We saw log books listing people diagnosed with diabetes, their diagnosis date, food regime and date of death, which invariably was only a short time after their diagnosis. To see the handwritten notes defining such gloom was poignant.
There was the newspaper article with pictures of Banting and Best and the declaration that a cure had been discovered. I pictured myself today seeing a headline of a true cure for diabetes and thinking that the elation and relief people must have felt back then was equal to or greater than what I imagined feeling.
If you haven’t already read this book, I sincerely recommend it. I knew all the basics of the story. There was no surprise ending. But learning about that time – directly before and after the discovery of insulin – through the eyes of the people who were living with diabetes, caring for those with diabetes and working on the discovery – was something truly profound.
So you know Banting and you know Best, but who is Ritzdorf, you may ask. Well it’s actually two people – Kay and her mom. Jody. We could have made the trip to NYC anytime. Sharing the exhibit with the Ritzdorfs is really what made our trip special.
This was my first IRL meetup with any of my online D friends. I wasn’t sure if meeting someone live started things over fresh, or you picked up where you left off online. It was the latter. I was in the hall reading one of the items on the wall, and I recognized Kay as she walked by. I turned and just said, “Hey!”
We made full introductions and continued enjoying the exhibit together. Afterwards we made our way to the gift shop. All the while Kay and Jody chatted it up with my kids. They were genuinely interested in each of them. It was like they were family. If you ever want to win someone over, talk to their kids earnestly. It warmed my heart and made me smile. I knew Kay and her mom were good people and weren’t just being polite when they asked to meet up.
Caleb was matter of fact about it all, but underneath I know he was very excited to be in Kay and Jody’s company – people who really understood what living with diabetes is. Colin and Kay talked about the book. Colin is the reason we purchased it, he was so interested in reading the full story. Lila almost exploded with glee when she caught a glimpse of Kay’s pump – running over to me in her five-year old discrete way of whispering not so quietly in my ear, “she has an insulin pump and it’s PINK!”
We were able to convince them to have dinner with us. It was so enjoyable to get to know them better and hear about their trip to New York. It was Kay’s first time to the Big Apple. We talked about diabetes and about things not diabetes. If not for the need to get the kids home to bed on a school night, I’m sure we could have spent hours and hours talking.
In fact, I’m hoping on their next trip to NYC we’ll be able to meet up again – if they’re willing to put up with us, that is!
Hands down, this was the best field trip ever!

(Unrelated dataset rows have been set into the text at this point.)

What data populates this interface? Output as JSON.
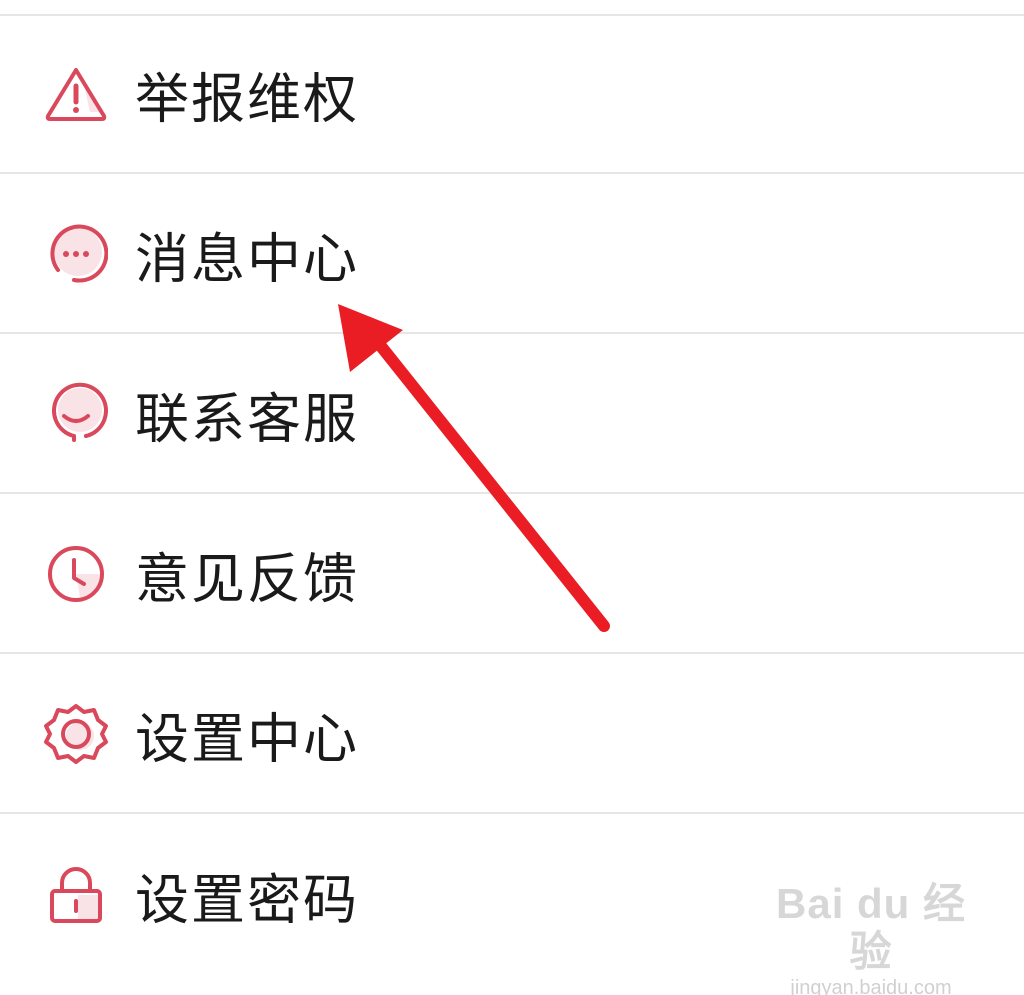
{
  "menu": {
    "items": [
      {
        "label": "举报维权",
        "icon": "warning-triangle-icon"
      },
      {
        "label": "消息中心",
        "icon": "message-bubble-icon"
      },
      {
        "label": "联系客服",
        "icon": "customer-service-icon"
      },
      {
        "label": "意见反馈",
        "icon": "clock-icon"
      },
      {
        "label": "设置中心",
        "icon": "gear-icon"
      },
      {
        "label": "设置密码",
        "icon": "lock-icon"
      }
    ]
  },
  "colors": {
    "icon_red": "#d9485b",
    "icon_fill": "#f9e3e6",
    "arrow": "#ea1c24",
    "divider": "#e6e6e6",
    "text": "#1a1a1a"
  },
  "watermark": {
    "brand": "Bai du 经验",
    "url": "jingyan.baidu.com"
  }
}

Shortly after our meeting, a special package came in the mail. Caleb’s new Huskers hat displaced even his NYY one for more than a week straight.
Thank you, Kay and Jody, for making the time in your brief trip to New York to meet with us. We are so happy to know you and call you friends.